--- START ---

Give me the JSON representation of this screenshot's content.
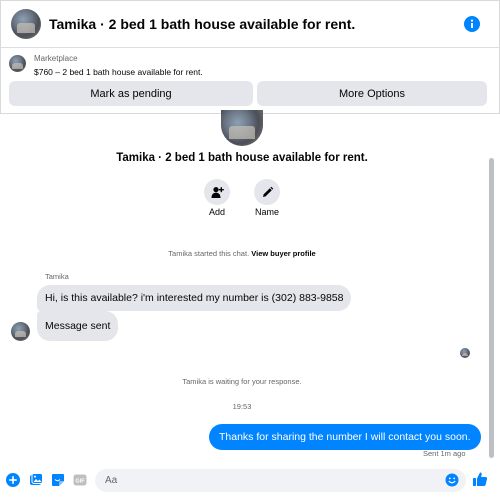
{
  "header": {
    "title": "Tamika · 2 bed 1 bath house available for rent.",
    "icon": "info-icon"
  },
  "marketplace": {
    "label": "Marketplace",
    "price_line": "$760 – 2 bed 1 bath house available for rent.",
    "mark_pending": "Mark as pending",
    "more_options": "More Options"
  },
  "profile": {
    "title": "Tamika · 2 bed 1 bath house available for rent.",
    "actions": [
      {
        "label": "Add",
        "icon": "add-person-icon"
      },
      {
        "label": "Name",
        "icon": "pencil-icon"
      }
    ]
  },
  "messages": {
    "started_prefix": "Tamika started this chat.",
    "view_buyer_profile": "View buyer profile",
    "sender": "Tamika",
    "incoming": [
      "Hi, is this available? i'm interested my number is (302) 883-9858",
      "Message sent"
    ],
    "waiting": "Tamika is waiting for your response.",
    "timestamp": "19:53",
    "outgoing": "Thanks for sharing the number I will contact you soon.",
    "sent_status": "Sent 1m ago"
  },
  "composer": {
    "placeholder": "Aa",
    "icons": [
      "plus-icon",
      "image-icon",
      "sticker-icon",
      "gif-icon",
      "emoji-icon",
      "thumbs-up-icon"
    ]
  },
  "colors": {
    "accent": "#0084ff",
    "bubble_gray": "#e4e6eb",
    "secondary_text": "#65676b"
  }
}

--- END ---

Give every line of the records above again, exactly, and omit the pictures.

Give me the JSON representation of this screenshot's content.
{
  "header": {
    "title": "Tamika · 2 bed 1 bath house available for rent.",
    "icon": "info-icon"
  },
  "marketplace": {
    "label": "Marketplace",
    "price_line": "$760 – 2 bed 1 bath house available for rent.",
    "mark_pending": "Mark as pending",
    "more_options": "More Options"
  },
  "profile": {
    "title": "Tamika · 2 bed 1 bath house available for rent.",
    "actions": [
      {
        "label": "Add",
        "icon": "add-person-icon"
      },
      {
        "label": "Name",
        "icon": "pencil-icon"
      }
    ]
  },
  "messages": {
    "started_prefix": "Tamika started this chat.",
    "view_buyer_profile": "View buyer profile",
    "sender": "Tamika",
    "incoming": [
      "Hi, is this available? i'm interested my number is (302) 883-9858",
      "Message sent"
    ],
    "waiting": "Tamika is waiting for your response.",
    "timestamp": "19:53",
    "outgoing": "Thanks for sharing the number I will contact you soon.",
    "sent_status": "Sent 1m ago"
  },
  "composer": {
    "placeholder": "Aa",
    "icons": [
      "plus-icon",
      "image-icon",
      "sticker-icon",
      "gif-icon",
      "emoji-icon",
      "thumbs-up-icon"
    ]
  },
  "colors": {
    "accent": "#0084ff",
    "bubble_gray": "#e4e6eb",
    "secondary_text": "#65676b"
  }
}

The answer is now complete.